Wiglaf weeps for his lord's exchange of "those lordly treasures for his life's boundary." The dragon lies dead, vanquished by the noble warriors, no longer able to work in darkness.
The cowardly thanes sneak out of the woods to see what has happened. They see Wiglaf comforting the dead Beowulf. Wiglaf turns on his comrades, cursing them for being such cowardly men.
Wiglaf sends a messenger to the people telling them that their king is dead. The messenger also foresees a time of great slaughter for the Geats. The feud that began with Hygelac and the Frisians (which the messenger repeats again in great detail) will continue when the Swedes hear of Beowulf's death. The treasures that Beowulf died to earn will be buried in the mound with him. The harp will stay silent for the coming of the ravens of war.
The people all go to collect the body of their lord. While there they see the body of the dragon, and they speculate that some "ancient sorcerers swore a greed-spell" that would bring suffering to the Geats. Wiglaf orders the burial mound prepared, while the dragon's body is to be shoved into the waters. At the ceremony, Beowulf's body is burned on a pyre, as the women wail and the men share stories of his bravery.
We now see the aftermath of all the greed. Despite Beowulf's own greed that motivated him to fight for the treasure, however, it still makes him greater than the dragon, which moved "at sunset" and in darkness, as all the monsters did. The dragon is cursed again with burial at sea, just as Grendel and his mother were buried earlier in the poem.
Though Wiglaf is not quite the strong thane that Beowulf was, he is obviously learning, and in quite a hurry. He has enough presence of mind to berate the cowards for their weakness, and he knows that the people must quickly grieve for their lost lord, so that they may prepare for the war that is inevitable.
Again stories told within the text have relevance to the primary narrative. Like the civilization that owned the treasure before, the last surviving member of the Geats (Beowulf) will be buried with the permanent riches. The recurring enemies of the Geats and Danes, the Frisians and the Swedes, will return. In addition, the ruling class overlaps with the artistic class in the telling of these stories. The messenger and Wiglaf now have the task of telling these stories of the ancient feuds and heroes, since there is no longer a hall in which to sing and a great minstrel to sing the tale.
Finally, closure is achieved in the poem by having it end as it began--with a funeral scene. Certain elements are retained between the two funerals. The people still mourn, and the king meets death accompanied by a wealth of treasure. This time, however, Beowulf cannot be sent out to sea as Scyld Shefing was, because he is too earthly in his desire to see the wealth.

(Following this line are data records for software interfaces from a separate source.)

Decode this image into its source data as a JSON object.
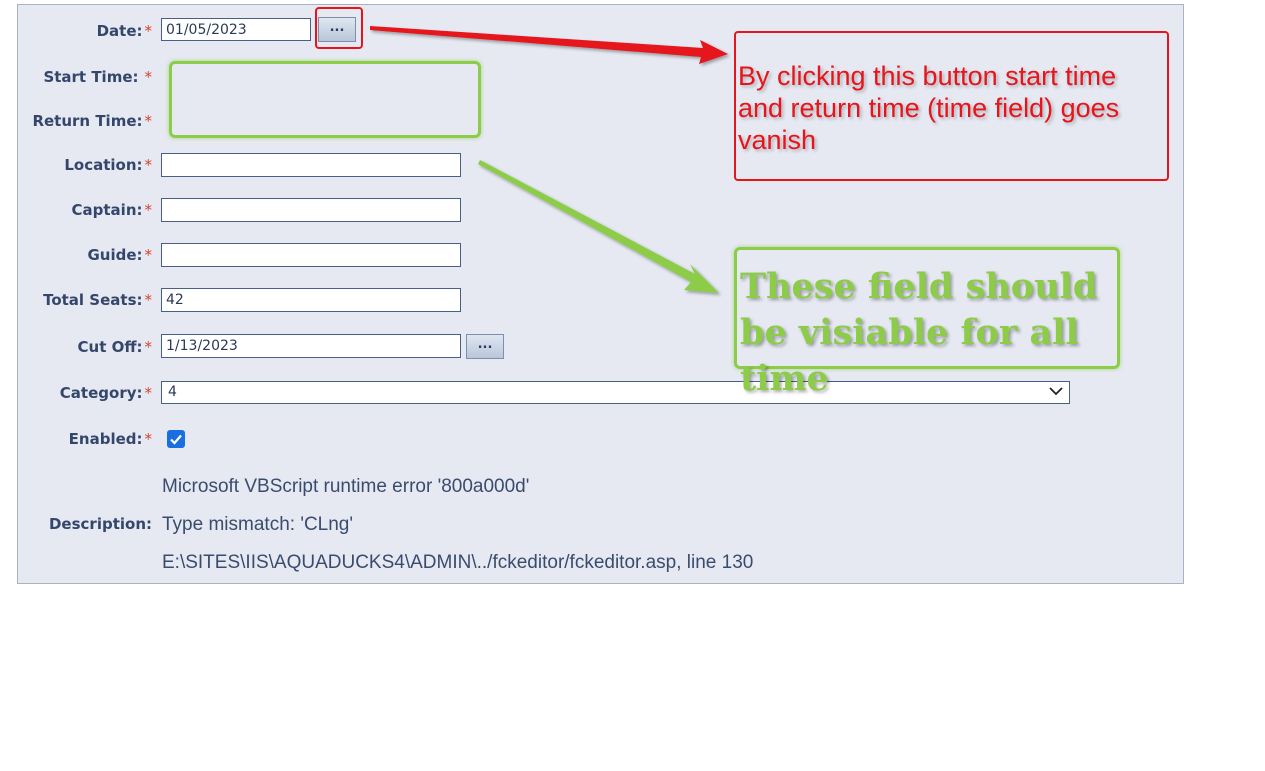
{
  "form": {
    "date": {
      "label": "Date:",
      "value": "01/05/2023",
      "button": "..."
    },
    "start_time": {
      "label": "Start Time:"
    },
    "return_time": {
      "label": "Return Time:"
    },
    "location": {
      "label": "Location:",
      "value": ""
    },
    "captain": {
      "label": "Captain:",
      "value": ""
    },
    "guide": {
      "label": "Guide:",
      "value": ""
    },
    "total_seats": {
      "label": "Total Seats:",
      "value": "42"
    },
    "cut_off": {
      "label": "Cut Off:",
      "value": "1/13/2023",
      "button": "..."
    },
    "category": {
      "label": "Category:",
      "value": "4"
    },
    "enabled": {
      "label": "Enabled:",
      "checked": true
    },
    "description": {
      "label": "Description:",
      "error_lines": [
        "Microsoft VBScript runtime error '800a000d'",
        "Type mismatch: 'CLng'",
        "E:\\SITES\\IIS\\AQUADUCKS4\\ADMIN\\../fckeditor/fckeditor.asp, line 130"
      ]
    },
    "required_marker": "*"
  },
  "annotations": {
    "red_note": "By clicking this button start time and return time (time field) goes vanish",
    "green_note": "These field should be visiable for all time",
    "red_color": "#e5151b",
    "green_color": "#8ccc48"
  },
  "icons": [
    "chevron-down-icon",
    "checkmark-icon",
    "arrow-icon"
  ]
}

In addition, the sea has been corrupted by the bodies of the monsters resting in its depths. Therefore, Beowulf must be buried on land, with the treasures of mankind surrounding his ashes, pointing the way for all men that should happen to sail over the sea. It is a fitting end to the warrior who worked to protect his peoplethe chance for rest, though still ably serving a purpose.